Information –
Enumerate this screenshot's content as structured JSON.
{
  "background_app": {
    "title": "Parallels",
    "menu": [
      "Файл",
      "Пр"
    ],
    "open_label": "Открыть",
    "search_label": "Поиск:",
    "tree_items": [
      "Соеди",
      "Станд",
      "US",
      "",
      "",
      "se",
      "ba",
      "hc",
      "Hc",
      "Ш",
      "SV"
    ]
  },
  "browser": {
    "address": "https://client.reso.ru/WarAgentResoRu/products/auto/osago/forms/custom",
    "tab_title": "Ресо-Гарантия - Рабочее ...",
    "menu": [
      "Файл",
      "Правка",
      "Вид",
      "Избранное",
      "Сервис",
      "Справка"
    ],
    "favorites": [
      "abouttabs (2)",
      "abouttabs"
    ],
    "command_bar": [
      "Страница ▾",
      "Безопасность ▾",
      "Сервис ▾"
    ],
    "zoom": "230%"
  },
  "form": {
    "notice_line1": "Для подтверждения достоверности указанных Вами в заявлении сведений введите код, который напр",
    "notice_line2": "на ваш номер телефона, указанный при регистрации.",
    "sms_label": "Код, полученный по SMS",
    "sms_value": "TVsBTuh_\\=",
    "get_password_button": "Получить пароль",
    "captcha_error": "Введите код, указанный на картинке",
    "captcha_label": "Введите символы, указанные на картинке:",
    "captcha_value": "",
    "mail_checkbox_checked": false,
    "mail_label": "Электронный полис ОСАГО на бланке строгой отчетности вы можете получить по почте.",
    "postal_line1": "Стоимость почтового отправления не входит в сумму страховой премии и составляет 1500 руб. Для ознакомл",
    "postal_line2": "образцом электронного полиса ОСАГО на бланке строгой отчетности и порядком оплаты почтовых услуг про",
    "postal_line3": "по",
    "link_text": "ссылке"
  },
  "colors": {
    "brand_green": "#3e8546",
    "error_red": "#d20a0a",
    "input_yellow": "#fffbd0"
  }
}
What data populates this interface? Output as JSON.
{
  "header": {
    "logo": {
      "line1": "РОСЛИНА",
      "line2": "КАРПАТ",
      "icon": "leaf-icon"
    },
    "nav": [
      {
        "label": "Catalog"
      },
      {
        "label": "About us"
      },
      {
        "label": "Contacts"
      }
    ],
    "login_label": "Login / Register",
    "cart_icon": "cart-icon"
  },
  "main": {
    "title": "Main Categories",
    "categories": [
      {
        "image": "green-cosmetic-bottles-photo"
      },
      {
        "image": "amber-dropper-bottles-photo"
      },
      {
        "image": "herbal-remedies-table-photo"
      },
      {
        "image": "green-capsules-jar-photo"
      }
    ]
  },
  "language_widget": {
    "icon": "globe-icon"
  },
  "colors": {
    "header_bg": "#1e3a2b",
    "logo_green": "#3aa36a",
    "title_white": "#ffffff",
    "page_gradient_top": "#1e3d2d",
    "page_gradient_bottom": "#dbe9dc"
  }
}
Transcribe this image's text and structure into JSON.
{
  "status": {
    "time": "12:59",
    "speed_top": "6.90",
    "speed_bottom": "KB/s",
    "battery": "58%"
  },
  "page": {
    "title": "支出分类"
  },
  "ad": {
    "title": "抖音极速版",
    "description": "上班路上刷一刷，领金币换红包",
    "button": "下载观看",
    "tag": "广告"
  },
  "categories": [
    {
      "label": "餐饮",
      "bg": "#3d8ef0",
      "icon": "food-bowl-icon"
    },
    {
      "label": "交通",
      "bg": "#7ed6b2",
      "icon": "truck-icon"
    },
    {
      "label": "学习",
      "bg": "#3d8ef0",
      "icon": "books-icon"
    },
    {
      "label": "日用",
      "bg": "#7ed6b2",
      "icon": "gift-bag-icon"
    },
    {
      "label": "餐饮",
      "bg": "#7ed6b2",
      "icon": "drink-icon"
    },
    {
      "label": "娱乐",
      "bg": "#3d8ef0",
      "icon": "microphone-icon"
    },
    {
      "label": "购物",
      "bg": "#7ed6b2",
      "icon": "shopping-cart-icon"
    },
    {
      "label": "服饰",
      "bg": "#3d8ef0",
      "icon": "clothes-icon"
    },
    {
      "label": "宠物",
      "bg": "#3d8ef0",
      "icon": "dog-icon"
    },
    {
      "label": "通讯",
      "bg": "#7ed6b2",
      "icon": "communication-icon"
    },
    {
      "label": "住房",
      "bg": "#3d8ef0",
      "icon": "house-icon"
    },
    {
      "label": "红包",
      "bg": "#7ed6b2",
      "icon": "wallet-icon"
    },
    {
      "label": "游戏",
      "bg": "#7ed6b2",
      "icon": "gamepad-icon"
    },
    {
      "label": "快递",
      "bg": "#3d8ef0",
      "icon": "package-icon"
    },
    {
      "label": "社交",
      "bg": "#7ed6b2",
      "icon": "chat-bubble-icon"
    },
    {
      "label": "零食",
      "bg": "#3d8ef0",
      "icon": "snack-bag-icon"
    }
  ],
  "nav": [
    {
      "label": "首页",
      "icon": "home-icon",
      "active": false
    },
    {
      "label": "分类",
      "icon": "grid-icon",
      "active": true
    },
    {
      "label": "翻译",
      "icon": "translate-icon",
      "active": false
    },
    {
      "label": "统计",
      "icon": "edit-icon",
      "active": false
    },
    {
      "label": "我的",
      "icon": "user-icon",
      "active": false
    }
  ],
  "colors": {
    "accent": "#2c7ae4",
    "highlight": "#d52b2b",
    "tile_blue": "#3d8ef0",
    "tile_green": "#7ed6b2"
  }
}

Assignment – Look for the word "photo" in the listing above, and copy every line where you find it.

Solution to the exercise –
        "image": "green-cosmetic-bottles-photo"
        "image": "amber-dropper-bottles-photo"
        "image": "herbal-remedies-table-photo"
        "image": "green-capsules-jar-photo"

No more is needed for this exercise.